History at Islington Golf Club Photo



In 1913, the seed for Islington Golf Club was planted by three entrepreneurs with a vision for a community golf club. The Club was conceived in the minds of Colonel Bill Rogers, E.H.A. Watson, Principal of Riverdale Collegiate and Mr. Chadwick, a local realtor. All three were directors of the Colonial Realty Company and realized the rolling farmland and winding Mimico Creek would make a pristine and challenging setting for a golf course. The First World War delayed their plans, but in 1923 they renegotiated an option on the Appleby Farm land, and Islington Golf Club was incorporated.

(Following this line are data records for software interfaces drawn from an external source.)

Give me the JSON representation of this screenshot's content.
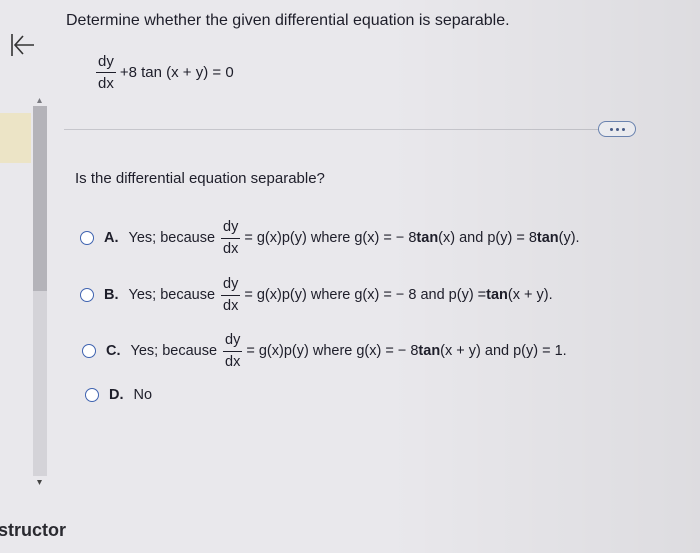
{
  "question": {
    "title": "Determine whether the given differential equation is separable.",
    "equation": {
      "numerator": "dy",
      "denominator": "dx",
      "rest": "+8 tan (x + y) = 0"
    },
    "prompt": "Is the differential equation separable?"
  },
  "options": [
    {
      "letter": "A.",
      "pre": "Yes; because",
      "num": "dy",
      "den": "dx",
      "post_a": "= g(x)p(y) where g(x) = − 8 ",
      "bold_a": "tan",
      "post_b": " (x) and p(y) = 8 ",
      "bold_b": "tan",
      "post_c": " (y)."
    },
    {
      "letter": "B.",
      "pre": "Yes; because",
      "num": "dy",
      "den": "dx",
      "post_a": "= g(x)p(y) where g(x) = − 8 and p(y) = ",
      "bold_a": "tan",
      "post_b": " (x + y)."
    },
    {
      "letter": "C.",
      "pre": "Yes; because",
      "num": "dy",
      "den": "dx",
      "post_a": "= g(x)p(y) where g(x) = − 8 ",
      "bold_a": "tan",
      "post_b": " (x + y) and p(y) = 1."
    },
    {
      "letter": "D.",
      "label": "No"
    }
  ],
  "sidebar": {
    "instructor_label": "structor"
  },
  "icons": {
    "back": "back-to-start-icon",
    "more": "more-options-icon",
    "scroll_up": "scroll-up-arrow-icon",
    "scroll_down": "scroll-down-arrow-icon"
  },
  "colors": {
    "radio_border": "#3f63b0",
    "more_button_border": "#6d87b5"
  }
}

Fifty men and twenty teams of horses were employed, and because most of the land destined for fairways needed a minimum of work, it was completed in what was regarded as a record for the time. It also helped that the provisional directors chose to proceed with development before raising funds from prospective members. This was a departure from the usual practice.

Captain Melville Millar was hired by Islington Golf Club as Secretary/Manager and helped to supervise the construction. He was subsequently hired by Thompson and worked for him until 1928 when he formed a partnership with George Cumming. In 1928, Millar donated the Millar Trophy for match play competition among professionals. This tournament was played at Islington for many years.

Islington Golf Club was an early assignment for Stanley Thompson, one of the foremost golf architects in North America. Although there has been minor alteration in the hole sequence over the years, the course plays close to its original design and retains much of the charm and features of Thompson’s original layout.


Stanley Thompson


Stanley Thompson was born in 1893. He was one of five brothers who all caddied at The Toronto Golf Club in the early years of the 20th century, and became leading Canadian golfers in the 1920s. Stanley led the qualifying round for the Canadian Amateur in 1925.

Stanley Thompson dabbled in golf course architecture before the First World War. When he returned from the war as a lieutenant in the Canadian Field Artillery he formed Stanley Thompson & Company, a golf course design company that was soon inundated with orders for new courses from across Canada. The “Golden Age” of golf course architecture in Canada had begun and Thompson was at the forefront. Stanley Thompson was a prolific golf course architect who designed, remodelled or constructed 145 courses in Canada, the United States, Caribbean, and South America between 1920 and 1953.

In 1948, along with fellow designers Donald Ross and Robert Trent Jones, he founded the prestigious American Society of Golf Course Architects. In the past, noted architects Robert Trent Jones, Howard Watson, Geoff Cornish, Robbie Robinson and Bob Moote all worked for Stanley Thompson. Recognition of his accomplishments continues to grow, and his courses remain among the top courses in Canada with 17 listed in the top 100. In 1980, he was elected to the Canadian Golf Hall of Fame.